The background

When Covid-19 restrictions were lifted and people started to take holidays in the UK, Wales had an influx of tourists which highlighted a shortfall in the amount of potable water available.

A plan was drawn up to upgrade strategic Water Pumping Stations operated by DwrCymru (Welsh Water) to increase the flow to its underground reservoirs and keep water flowing throughout the summer holiday.

To keep water flowing while works were being carried out at Cornerpiece pumping station, Selwood’s solutions teams were asked to support with a temporary overpump setup which could be automatically put into action when needed.

The challenge

The customer was able to access a piece of the farmland just behind the original pumping station which would house site cabins and a set of generators to run the temporary pump setup.

The size of the property presented challenges when it came to deciding where to place the equipment for the overpumping operation.

The setup needed to be completely automatic that it would run at a pre-set pressure and flow with the flick of a switch.

The other challenge was the flow and head of the system to meet the required flows, Selwood’s teams were asked to produce 63 litres per second at 110m head, with an inlet pressure of between 3 – 4 bar.

The solution

One pump on its own wouldn’t produce the flow that was needed so two pumps would need to run at the same time.

Selwood’s solution was to use three 55kw Lowara WRAS approved pumps in a Duty 1, Duty 2 and standby configuration.

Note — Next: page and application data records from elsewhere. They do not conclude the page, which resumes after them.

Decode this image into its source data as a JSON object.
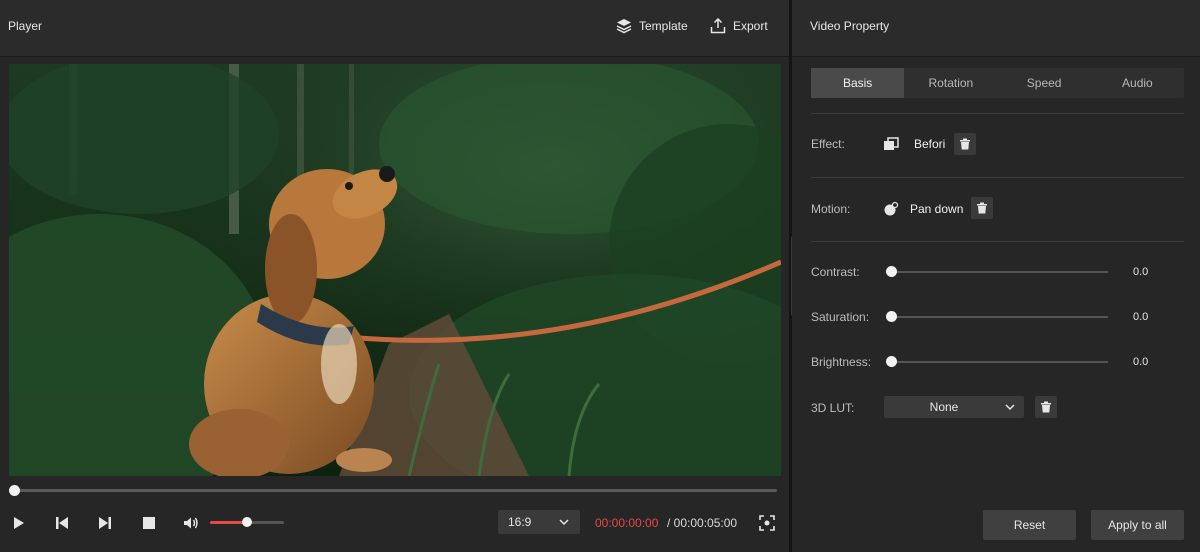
{
  "player": {
    "title": "Player",
    "template_label": "Template",
    "export_label": "Export",
    "playhead_fraction": 0.0,
    "volume_fraction": 0.5,
    "aspect_ratio": "16:9",
    "time_current": "00:00:00:00",
    "time_total": "/ 00:00:05:00",
    "accent_color": "#e64a46"
  },
  "video": {
    "description_icon": "video-frame"
  },
  "properties": {
    "title": "Video Property",
    "tabs": [
      {
        "label": "Basis",
        "active": true
      },
      {
        "label": "Rotation",
        "active": false
      },
      {
        "label": "Speed",
        "active": false
      },
      {
        "label": "Audio",
        "active": false
      }
    ],
    "effect": {
      "label": "Effect:",
      "value": "Befori"
    },
    "motion": {
      "label": "Motion:",
      "value": "Pan down"
    },
    "contrast": {
      "label": "Contrast:",
      "value": "0.0"
    },
    "saturation": {
      "label": "Saturation:",
      "value": "0.0"
    },
    "brightness": {
      "label": "Brightness:",
      "value": "0.0"
    },
    "lut": {
      "label": "3D LUT:",
      "value": "None"
    },
    "reset_label": "Reset",
    "apply_label": "Apply to all"
  }
}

The pumps were coupled with 6”clean water flanged pipework bolted together to make a manifold with a single suction and single discharge connection.

The pumps and pipework were all built up in the depot ready so once the pumps landed on site they only needed to bolt together four flanges. The pumps were controlled via 55kw variable speed drives (VSD) linked to an IFM inlet pressure sensor with programable set points which could be set to shut the pumps down under low suction pressure and prevent the pumps running dry.

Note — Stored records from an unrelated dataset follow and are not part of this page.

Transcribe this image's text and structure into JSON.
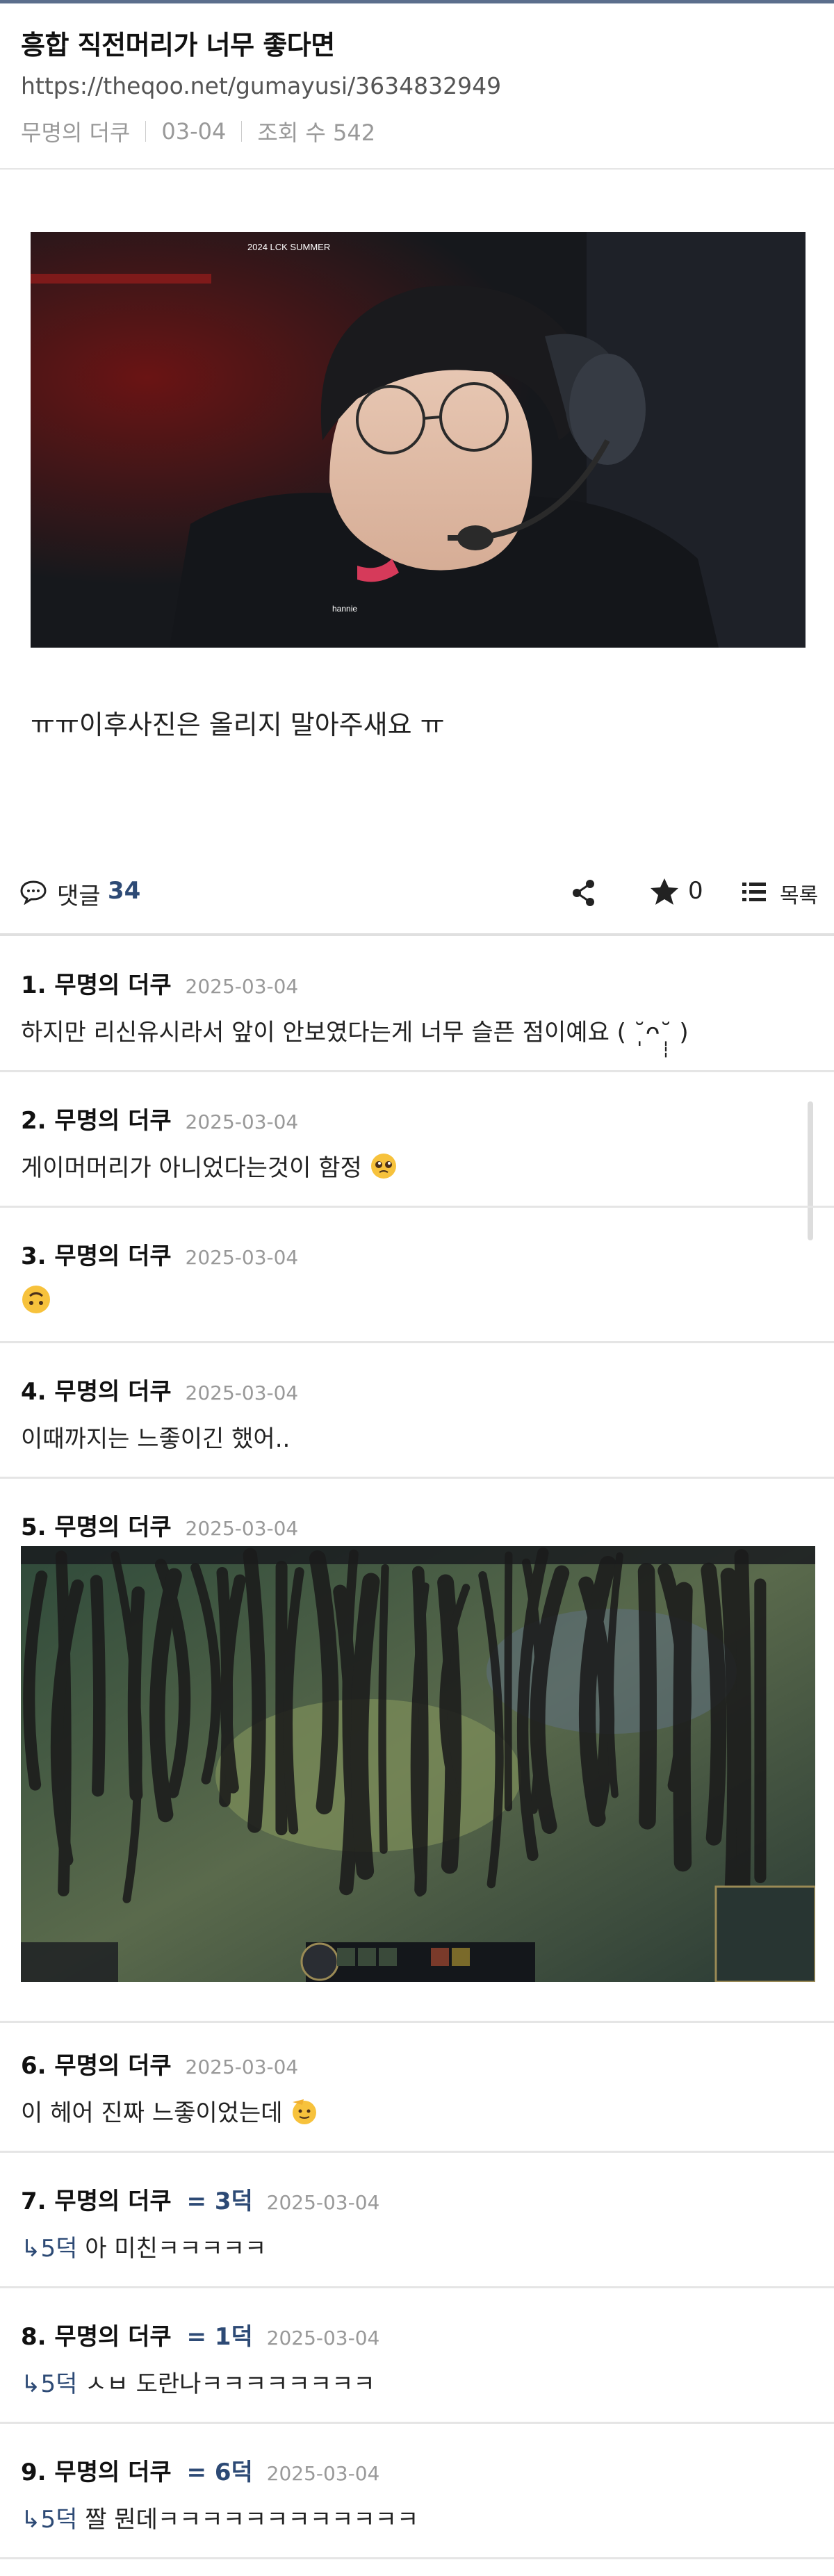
{
  "post": {
    "title": "흥합 직전머리가 너무 좋다면",
    "url": "https://theqoo.net/gumayusi/3634832949",
    "author": "무명의 더쿠",
    "date": "03-04",
    "views_label": "조회 수 542",
    "image_caption_top": "2024 LCK SUMMER",
    "image_caption_name": "hannie",
    "body": "ㅠㅠ이후사진은 올리지 말아주새요 ㅠ"
  },
  "actions": {
    "comment_label": "댓글",
    "comment_count": "34",
    "star_count": "0",
    "list_label": "목록"
  },
  "comments": [
    {
      "num": "1.",
      "author": "무명의 더쿠",
      "date": "2025-03-04",
      "text": "하지만 리신유시라서 앞이 안보였다는게 너무 슬픈 점이예요 ( ˘̩̩̩ᴖ˘̩̩̩ )"
    },
    {
      "num": "2.",
      "author": "무명의 더쿠",
      "date": "2025-03-04",
      "text": "게이머머리가 아니었다는것이 함정",
      "emoji": "pleading-face-emoji"
    },
    {
      "num": "3.",
      "author": "무명의 더쿠",
      "date": "2025-03-04",
      "text": "",
      "emoji": "upside-down-face-emoji"
    },
    {
      "num": "4.",
      "author": "무명의 더쿠",
      "date": "2025-03-04",
      "text": "이때까지는 느좋이긴 했어.."
    },
    {
      "num": "5.",
      "author": "무명의 더쿠",
      "date": "2025-03-04"
    },
    {
      "num": "6.",
      "author": "무명의 더쿠",
      "date": "2025-03-04",
      "text": "이 헤어 진짜 느좋이었는데",
      "emoji": "saluting-face-emoji"
    },
    {
      "num": "7.",
      "author": "무명의 더쿠",
      "deok": "= 3덕",
      "date": "2025-03-04",
      "reply": "↳5덕",
      "text": " 아 미친ㅋㅋㅋㅋㅋ"
    },
    {
      "num": "8.",
      "author": "무명의 더쿠",
      "deok": "= 1덕",
      "date": "2025-03-04",
      "reply": "↳5덕",
      "text": " ㅅㅂ 도란나ㅋㅋㅋㅋㅋㅋㅋㅋ"
    },
    {
      "num": "9.",
      "author": "무명의 더쿠",
      "deok": "= 6덕",
      "date": "2025-03-04",
      "reply": "↳5덕",
      "text": " 짤 뭔데ㅋㅋㅋㅋㅋㅋㅋㅋㅋㅋㅋㅋ"
    }
  ],
  "icons": {
    "comment": "speech-bubble-icon",
    "share": "share-icon",
    "star": "star-icon",
    "list": "list-icon"
  },
  "colors": {
    "accent": "#2d4a75",
    "top_bar": "#5b6e8c",
    "muted": "#999999"
  }
}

There was also a 4 to 20m pressure sensor fitted to the discharge pipework which could control the discharge pressure and speed the pumps up or slow them down to maintain outlet pressure when the VSD panels were set to PID (proportional integral derivative) loop.

Multiple parts of the VSD program were changed to suit the application:

  • Ramp up and ramp down times were extended to help against surge pressure.
  • A start delay timer ensured the generator would have time to warm up.

The result

The result was the customer could run their own pumps while the upgrade works were going on – but if a problem such as a pump failure occurred, they could just flick a switch and the temporary over pumping solution would take over without any other human input. The system was designed to mimic the existing pumping station with the minimum of downtime.

The recommendation

Jason Sanders, SEMD Delivery Manager, DwrCymru, said: “From the initial enquiry right through to the commissioning, Selwood gave great advice and support throughout the entire process. The project started with a site visit to the existing pumping station to ensure all needs were discussed with both the current flows and the proposed flows. Selwood provided a pump selection to suit DCWW design requirements for the Cornerpiece WPS system. It was a smooth transaction from start to finish with the temporary pumps now available to ensure the increased flows to the storage reservoir."